What a great way to reinforce projectile motion problems, which we covered two months ago! The horizontal acceleration is zero, the vertical acceleration is 10 m/s2, the vertical initial velocity is zero (because the jet comes out of the tennis ball container horizontally). I place a large beaker on the ground to catch the stream of water; we measure the vertical distance from the top of the beaker to the hole in the container for use in the projectile problem.
When all is said and done, we calculated a 65 cm horizontal distance for the jet to travel. While I filled up the container (and kept my finger carefully over the hole!), the students measured 65 cm along the ground and placed the large beaker at the correct spot. I released the water....
... and the jet landed right in the beaker. Physics works.
FOLLOW UP: We all saw obviously that the speed of the water at the top was NOT zero. But our prediction of a 1.7 m/s speed was accurate! What's up?
We go back through the problem, this time not assuming that the speed at the top v1 is zero. Instead, we use the continuity principle ( A1v1 = A2v2 ) to get another equation relating the speeds at top and bottom. We can solve the two-variable system for the speed at the bottom. We need to measure the cross-sectional area of the hole, and the area of the tennis ball can. We find that the can has a diameter of about 7 cm, while the hole only is 1 cm wide. Therefore the area of the can is 49 times that of the hole. We resolve for the speed... and find that we still get 1.7 m/s. Any difference would be in a later, very insignificant digit. So, the speed of the water at the top is negligible compared to the speed of the water jet.
Thanks for a great summer of professional development
Between the AP Physics Reading, five different AP summer institutes, and the "Open Lab" at Woodberry (click for pictures!), I've seen many of this blog's readers in person this summer. Thanks -- I've enjoyed seeing everyone. I'll announce my summer 2015 plans somewhere in the neighborhood of January.

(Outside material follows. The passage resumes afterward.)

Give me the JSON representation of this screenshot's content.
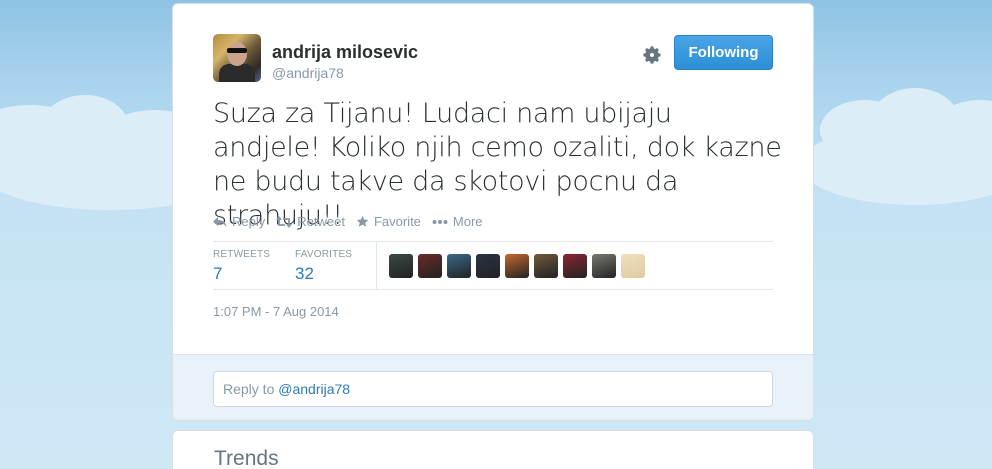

Greg Jacobs teaches AP and 9th grade physics at Woodberry Forest School, the nation's premier boarding school for boys. Outside the classroom, he coaches football, and he broadcasts varsity baseball games over the internet. In his spare time, he is a reporter for STATS, LLC, he writes books about physics, baseball, and football, and he umpires high school baseball. Greg is the president of the USAYPT, which sponsors the yearly US Invitational Young Physicists Tournament.